Kopecky - "Orion"
(M.A.C.E. Music 2001, 7-75047)
From Aural Innovations #18 (January 2002)
This is an hour-long gig recorded at Orion Studios in April of 2000 "as part of a Progressive Rock Showcase Series", as stated in the liner notes. These are the three brothers Kopecky out of Milwaukee who play a very pleasant style of composed progressive metal, though now and then venture into other styles of music, perhaps justifying the adjective "progressive" as much as the numerous time-changes. I find it hard to think of many metal bands to compare them to. I've been an unabashed metal fan for years, but have not kept up with a lot of the scene(s) for the last 7-8 years or so. Dream Theater may be a point for reference, though this is all instrumental, at times fairly spacey, now and then even freaky, and there are no hints of Yes or Queen that I notice.
This is definitely metal. The guitar work is chunky as all hell in that clean underground '90s metal way, when metal was still metal, but many recordings lost their raw edge. There's a doomy and epic edge to many of the tunes, bringing to mind groups like Solitude Aeturnus. And as shifty and changey as Kopecky's style is, the sound is still developed around the many great melodic metal riffs and delicious expert soloing. "Temptation's Screaming Ground" is perfectly played, chunky, speedy, many-noted reach-for-the-sky guitar bliss and waves of soft keyboards.
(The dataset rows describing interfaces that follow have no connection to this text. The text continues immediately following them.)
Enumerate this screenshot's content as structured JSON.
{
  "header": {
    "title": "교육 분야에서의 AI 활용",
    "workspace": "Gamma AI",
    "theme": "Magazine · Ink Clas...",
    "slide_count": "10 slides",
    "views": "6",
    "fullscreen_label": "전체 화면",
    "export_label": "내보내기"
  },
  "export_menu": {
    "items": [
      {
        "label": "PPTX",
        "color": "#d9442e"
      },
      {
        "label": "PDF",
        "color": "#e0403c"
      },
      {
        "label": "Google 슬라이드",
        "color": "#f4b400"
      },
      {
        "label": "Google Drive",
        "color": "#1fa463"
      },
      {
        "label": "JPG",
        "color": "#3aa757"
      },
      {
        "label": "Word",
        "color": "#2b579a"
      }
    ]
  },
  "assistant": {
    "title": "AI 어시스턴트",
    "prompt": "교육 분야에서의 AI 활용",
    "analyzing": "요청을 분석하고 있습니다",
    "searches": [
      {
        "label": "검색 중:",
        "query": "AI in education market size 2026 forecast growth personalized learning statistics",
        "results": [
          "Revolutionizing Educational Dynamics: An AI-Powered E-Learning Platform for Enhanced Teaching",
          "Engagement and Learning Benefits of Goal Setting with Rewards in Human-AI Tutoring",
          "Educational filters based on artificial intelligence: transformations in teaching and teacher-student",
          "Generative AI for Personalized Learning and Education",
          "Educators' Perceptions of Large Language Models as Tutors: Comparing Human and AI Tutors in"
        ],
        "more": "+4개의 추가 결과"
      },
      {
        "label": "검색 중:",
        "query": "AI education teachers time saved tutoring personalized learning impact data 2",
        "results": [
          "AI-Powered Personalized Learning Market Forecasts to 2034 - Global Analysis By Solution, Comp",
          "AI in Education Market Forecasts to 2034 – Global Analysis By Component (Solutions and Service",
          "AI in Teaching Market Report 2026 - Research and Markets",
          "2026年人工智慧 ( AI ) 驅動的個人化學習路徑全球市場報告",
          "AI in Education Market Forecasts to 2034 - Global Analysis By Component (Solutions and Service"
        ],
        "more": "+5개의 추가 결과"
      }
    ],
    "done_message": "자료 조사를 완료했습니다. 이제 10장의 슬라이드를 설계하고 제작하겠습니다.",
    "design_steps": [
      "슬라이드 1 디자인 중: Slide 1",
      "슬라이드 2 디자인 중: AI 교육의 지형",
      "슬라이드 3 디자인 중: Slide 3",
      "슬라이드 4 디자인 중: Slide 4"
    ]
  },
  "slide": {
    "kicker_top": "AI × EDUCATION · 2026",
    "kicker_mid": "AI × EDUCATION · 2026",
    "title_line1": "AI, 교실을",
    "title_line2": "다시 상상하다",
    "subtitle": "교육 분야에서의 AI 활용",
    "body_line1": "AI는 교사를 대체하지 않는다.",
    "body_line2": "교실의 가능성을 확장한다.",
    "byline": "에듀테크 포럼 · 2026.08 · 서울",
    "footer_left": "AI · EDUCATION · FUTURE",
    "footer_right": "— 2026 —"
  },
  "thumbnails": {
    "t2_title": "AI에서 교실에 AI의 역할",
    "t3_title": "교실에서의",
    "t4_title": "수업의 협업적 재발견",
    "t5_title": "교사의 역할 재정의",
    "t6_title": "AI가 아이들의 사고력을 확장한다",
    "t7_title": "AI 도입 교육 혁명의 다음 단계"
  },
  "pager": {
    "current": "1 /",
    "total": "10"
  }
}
The longer tunes don't always hold their ground compositionally, but with the many fantastic isolated moments and my terrible attention span, I'm not sure I care. "Smoke of Her Burning" has some fantastic bass-playing, breaking out at one moment with Eastern-type runs, before the lead guitar gets into this beautifully convoluted multi-faceted melody... then it's gone forever. Reminds me a bit of Atheist, a brilliant band who would waste numerous insipring riffs and stellar musical moves per moment. These guys just can't stay still. "Scorpion" is very active and after a riff and soloing fest, ends with a sinister darkwave ambient passage. There's plenty of jazzy guitar soloing all over "Heaven's Black Amnesia", intersected with waves of heavy rhythm runs; fretless bass slides all about, in the mode of a Claypool or Manring and nice symphonic, breathy keys. Dynamic, though not quite as inpactful as the other tunes. "Autumn Swirl" and "Sky-blue Hair" are two lovely nature pieces that portray their titles in drops of melodic metal beauty, through the voices of slithery bass, ethereally lilting guitar soloing and spot-on drumming all moving together in many directions and in expert harmony. Some great riffs and moves even make reprise returns and grinding power-chords make appearance, though at times come close to destroying the ambience. "Bartholomew's Kite" couldn't have come at a better time, this being my favorite from the studio album Serpentine Kaleidoscope. The threesome just continues more of what they do best, the crescendos being these moving lead-guitar melodies and simple keyboard lines, combining with the song's title to portray nice-weather childhood innocence (though still with the occasional wicked riff). "Crimson Crime 2-1-3" finishes off the set with more sinister, watery riffage, a few more tantalizing Eastern moves by bassist William and guitarist Joe and some industrial snare-crashes from Paul. These guys really have it together!
For more information you can visit the Kopecky web site at: http://www.kopecky.8m.com.
Contact via snail mail c/o Kopecky; 3335 Hamlin St; Racine, WI 53403.
Reviewed by Chuck Rosenberg